Lupus nephritis (LN) is damage to the kidneys estimated to occur in more than 60% of patients with the autoimmune disease Systematic Lupus erythematosus (SLE).
The inflammatory condition leads to a loss of renal function and in serious cases, end-stage renal disease (ESRD) – kidney failure.
Victoria, Canada-based Aurinia will begin AURORA, a Phase III trial for the small molecule immunosuppressant, voclosporin, using the services of the US-based contract research organization (CRO) Worldwide Clinical Trials (WCT).
Voclosporin is Aurinia’s oral calcineurin inhibitor (CNI) that the firm claims will reduce the need for chemotherapeutic agents and steroids, which are part of the current standard treatment regime for Lupus.
Aurinia explained that LN is easier to treat than SLE because the outcomes of the disease are fairly straightforward, with endpoints like the presence of proteins in urine being easily monitored.
Peter Benton, President and COO of WCT, claimed Aurinia’s Voclosporin has the potential to become the first US FDA-approved treatment for LN.
In a statement, the firm added that should voclosporin get approval, it anticipates the drug will be under patent protection for US, European, and Japanese markets until 2027 under the Hatch-Waxman Act.
This follows on from the firm's deal with API manufacturer Lonza last month, which will supply voclosporin on an exclusive basis for up to 20 years if approval is successful.
Charles Rowland, CEO of Aurinia, said, “We are on track to commence the AURORA trial in the second quarter of 2017, and we expect the results from this study will support a New Drug Application (NDA) submission to the FDA.”
Developing therapies for SLE and its complications is a challenge for the industry because of the high variation of symptoms from patient to patient.
The first treatment or Lupus in 50 years was by GSK, which was granted FDA approval for the biologic immunosuppressant Belimumab in 2011.
Since then, there has been a small revival in biotech and pharmaceutical firms looking to work on the indication.

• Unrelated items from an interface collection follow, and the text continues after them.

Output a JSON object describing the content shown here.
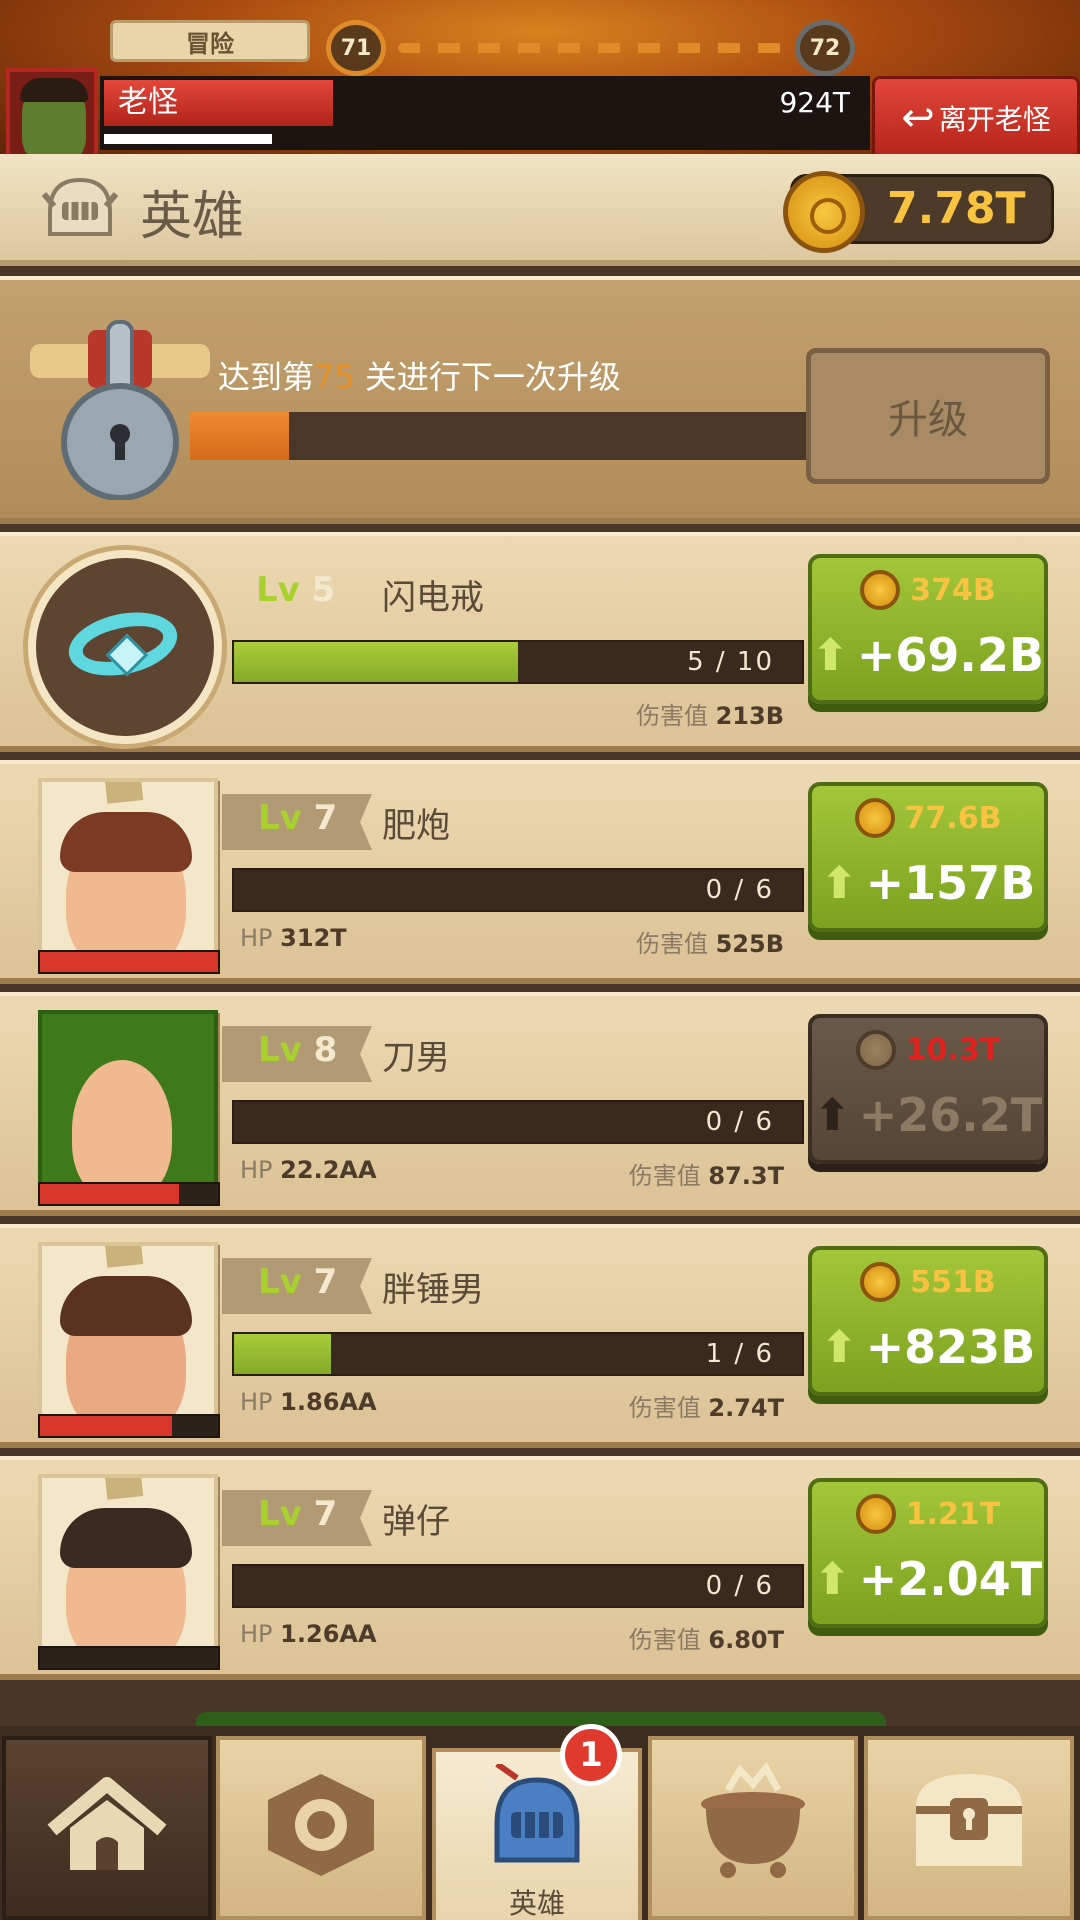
{
  "header": {
    "mode_label": "冒险",
    "current_stage": "71",
    "next_stage": "72",
    "boss_name": "老怪",
    "boss_hp": "924T",
    "boss_hp_fraction": 0.3,
    "boss_timer_fraction": 0.22,
    "leave_boss_label": "离开老怪"
  },
  "heroes_header": {
    "title": "英雄",
    "gold": "7.78T"
  },
  "upgrade": {
    "text_prefix": "达到第",
    "stage": "75",
    "text_suffix": " 关进行下一次升级",
    "progress": 0.16,
    "button_label": "升级"
  },
  "items": [
    {
      "kind": "artifact",
      "level_prefix": "Lv",
      "level": "5",
      "name": "闪电戒",
      "progress_text": "5 / 10",
      "progress": 0.5,
      "damage_label": "伤害值",
      "damage": "213B",
      "cost": "374B",
      "gain": "+69.2B",
      "affordable": true
    },
    {
      "kind": "hero",
      "level_prefix": "Lv",
      "level": "7",
      "name": "肥炮",
      "progress_text": "0 / 6",
      "progress": 0,
      "hp_label": "HP",
      "hp": "312T",
      "hp_fraction": 1.0,
      "damage_label": "伤害值",
      "damage": "525B",
      "cost": "77.6B",
      "gain": "+157B",
      "affordable": true
    },
    {
      "kind": "hero",
      "level_prefix": "Lv",
      "level": "8",
      "name": "刀男",
      "progress_text": "0 / 6",
      "progress": 0,
      "hp_label": "HP",
      "hp": "22.2AA",
      "hp_fraction": 0.78,
      "damage_label": "伤害值",
      "damage": "87.3T",
      "cost": "10.3T",
      "gain": "+26.2T",
      "affordable": false
    },
    {
      "kind": "hero",
      "level_prefix": "Lv",
      "level": "7",
      "name": "胖锤男",
      "progress_text": "1 / 6",
      "progress": 0.17,
      "hp_label": "HP",
      "hp": "1.86AA",
      "hp_fraction": 0.74,
      "damage_label": "伤害值",
      "damage": "2.74T",
      "cost": "551B",
      "gain": "+823B",
      "affordable": true
    },
    {
      "kind": "hero",
      "level_prefix": "Lv",
      "level": "7",
      "name": "弹仔",
      "progress_text": "0 / 6",
      "progress": 0,
      "hp_label": "HP",
      "hp": "1.26AA",
      "hp_fraction": 0,
      "damage_label": "伤害值",
      "damage": "6.80T",
      "cost": "1.21T",
      "gain": "+2.04T",
      "affordable": true
    }
  ],
  "nav": {
    "active_label": "英雄",
    "badge": "1",
    "items": [
      "home-icon",
      "ring-nav-icon",
      "helmet-icon",
      "cauldron-icon",
      "treasure-chest-icon"
    ]
  },
  "colors": {
    "accent_green": "#9bc236",
    "gold": "#f7c340",
    "hp_red": "#d8362b",
    "upgrade_orange": "#e6902a"
  }
}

These include therapies from the French firm Neovacs and UK-based ImmuPharma, which also has a Phase III candidate Lupuzor in trials for SLE partnered with the CRO Simbed-Orion.
However, belilmumab was found not effective at treating SLE complications such as LN, which other biotechs like TxCell are addressing.